|17||The Four Evangelists||Matthew, Mark, Luke and John, the 4 writers of the Gospel|
|25||Persecutors of the Church||(Probably Maxentius with the head of St Catherine; possibly King of the Huns; Herod murdering an innocent; with devils above).|
|Annas offering money to Judas, Judas putting it into his bag, Caiaphas counting 30 pieces of silver. With devils above.|
- Neale, John Mason, (ed.) Illustrations of Monumental Brasses, No.VI, Cambridge, Cambridge Camden Society, 1846, pp. 115–132 
- Joyce, Rev.J.G., On The Fairford Windows, 1872, pp. 15–40, history of Tame family.
- Holt, Henry F., The Tames of Fairford, published in Journal of the British Archaeological Association, No.27, 1871, pp. 110–148.
- Gloucestershire Notes & Queries: Monumental Brasses, pp. 141–149 & 99–103.
- Bigland, Ralph, History of Gloucestershire, Vol.1, p. 571, illustration.
- Bigland, Ralph, An Account of the Parish of Fairford in the County of Gloucester, pp. 11–12 
- Davis, Cecil T., The Monumental Brasses of Gloucestershire, 1899.
- Visitation of the County of Gloucester Taken in the Year 1623 by Henry Chitty and John Phillipot, ed. Maclean, Sir John, London, 1885, p. 260, pedigree of Tame
- Bigland, Account of the Parish of Fairford, London, 1791, p.6
- As for example happened at Siston Church in Gloucestershire
- Bigland, pp.4–5
- Bigland, p.7
- Bigland, p.7
- Bigland, Ralph (1791). An Account of the Parish of Fairford in the County of Gloucester with a Particular Description of the Stained Glass in the Windows of the Church, Engravings of Ancient Monuments with Inscriptions, etc., etc. London: John Nichols. p. 13.
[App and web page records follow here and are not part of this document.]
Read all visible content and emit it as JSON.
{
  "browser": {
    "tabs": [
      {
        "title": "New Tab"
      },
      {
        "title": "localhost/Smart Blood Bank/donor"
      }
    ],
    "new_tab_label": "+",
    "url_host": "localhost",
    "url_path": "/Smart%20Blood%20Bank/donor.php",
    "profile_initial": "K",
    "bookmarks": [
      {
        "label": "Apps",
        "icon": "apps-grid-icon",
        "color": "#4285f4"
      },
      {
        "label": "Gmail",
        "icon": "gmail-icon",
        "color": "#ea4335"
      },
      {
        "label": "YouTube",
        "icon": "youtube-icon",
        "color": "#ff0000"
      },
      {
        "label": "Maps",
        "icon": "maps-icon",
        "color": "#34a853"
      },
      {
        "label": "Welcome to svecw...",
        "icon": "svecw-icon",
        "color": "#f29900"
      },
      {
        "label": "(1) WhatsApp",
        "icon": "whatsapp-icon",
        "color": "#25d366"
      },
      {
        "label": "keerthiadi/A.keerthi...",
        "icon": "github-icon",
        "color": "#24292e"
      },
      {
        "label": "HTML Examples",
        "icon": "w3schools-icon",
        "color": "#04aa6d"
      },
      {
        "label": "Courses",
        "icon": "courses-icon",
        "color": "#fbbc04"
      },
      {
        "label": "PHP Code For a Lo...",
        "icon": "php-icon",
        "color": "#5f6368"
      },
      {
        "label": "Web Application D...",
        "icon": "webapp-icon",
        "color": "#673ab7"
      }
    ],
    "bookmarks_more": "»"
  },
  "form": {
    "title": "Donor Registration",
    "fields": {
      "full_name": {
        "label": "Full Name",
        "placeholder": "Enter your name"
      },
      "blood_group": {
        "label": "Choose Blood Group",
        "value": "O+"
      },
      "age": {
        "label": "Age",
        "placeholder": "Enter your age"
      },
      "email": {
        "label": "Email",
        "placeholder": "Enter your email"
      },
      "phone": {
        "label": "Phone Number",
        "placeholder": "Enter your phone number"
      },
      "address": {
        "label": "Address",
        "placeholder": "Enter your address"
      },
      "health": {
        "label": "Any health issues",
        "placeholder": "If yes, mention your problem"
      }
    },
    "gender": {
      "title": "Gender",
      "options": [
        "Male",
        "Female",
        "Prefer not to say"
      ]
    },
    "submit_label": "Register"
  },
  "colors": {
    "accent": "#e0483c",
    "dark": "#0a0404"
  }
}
- Per photographer Julian P Guffogg, a tradition not recorded in the Gospels
- Identification by photographer Hannan-Briggs
- Identification by photographer Hannan-Briggs